This is a way (I know it sounds kind of weird and mathematical at this point) but this is a way of quantifying change. It tells you in advance…this must happen in these few pages. It also goes beyond that, I mean people were asking “Well, what specifically happens in each one of these? Can you nail that down?” In a general way I do that in the book. I say “Well these things usually happen in Hero Goal Sequence Number 4.” Things like that. But that’s up for grabs and up for people to play with. But structurally the bones are, these 20 to 23 Hero Goal Sequences laid out in this exact way. They don’t change.
Question for the Viewers: What are your thoughts on this story structure? Were you already familiar with it.
BUY THE BOOK – THE STORY SOLUTION: 23 Actions All Great Heroes Must Take

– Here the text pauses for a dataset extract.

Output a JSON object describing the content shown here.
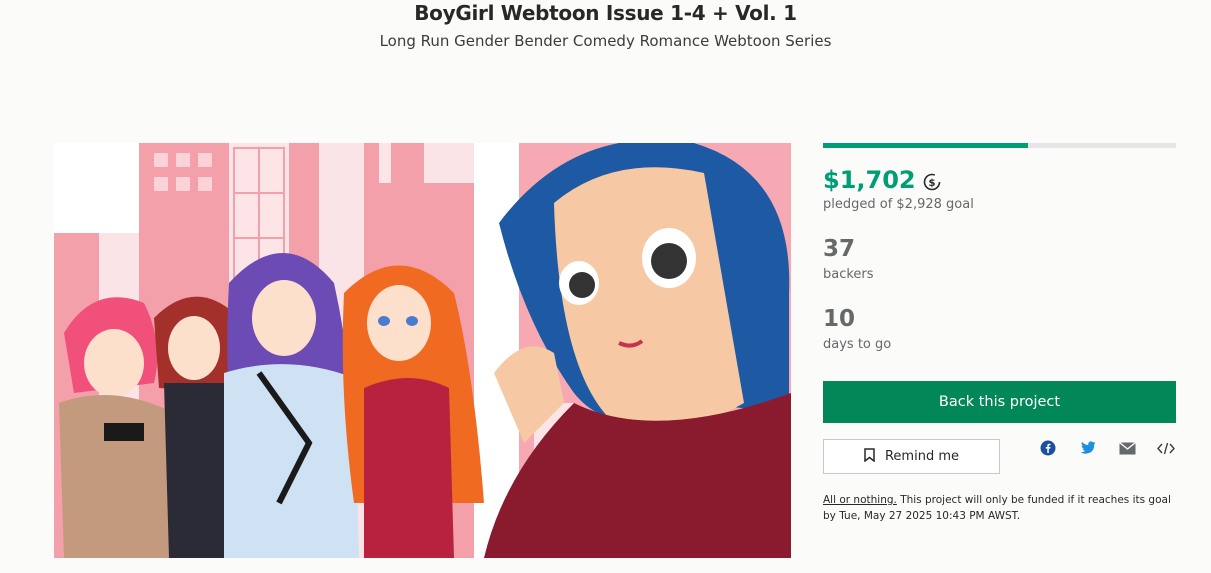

MORE VIDEOS WITH ERIC EDSON
About Professor Eric Edson:
Eric Edson has written seventeen feature screenplays on assignment. His produced script credits include PASSION’S WEB for Showtime, and he co-wrote and co-executive produced the NBC Movie of the Week LETHAL VOWS starring John Ritter and Marg Helgenberger. Other films include THE ROSE AND THE JACKAL starring Christopher Reeve, THE SOGGY BOTTOM GANG starring Don Johnson, and DIVING IN starring Kristy Swanson. Eric has also written for episodic television.
Professor Edson’s new book “THE STORY SOLUTION: 23 Actions All Great Heroes Must Take,” published by Michael Wiese Productions, uncovers for the first time the 23 Hero Goal Sequences® used in every successful motion picture to create dynamic, three dimensional heroes and link together all plot development from first page to last (Read more here).
Learn the screenwriting secrets behind successful cinematic stories in the world of film & television script writing.
Paul Castro the original writer of the Warner Bros. hit movie, AUGUST RUSH.He is a produced, award winning screenwriter and world-renowned screenwriting professor. Success leaves clues and so do masterfully crafted screenplays that sell for millions of dollars.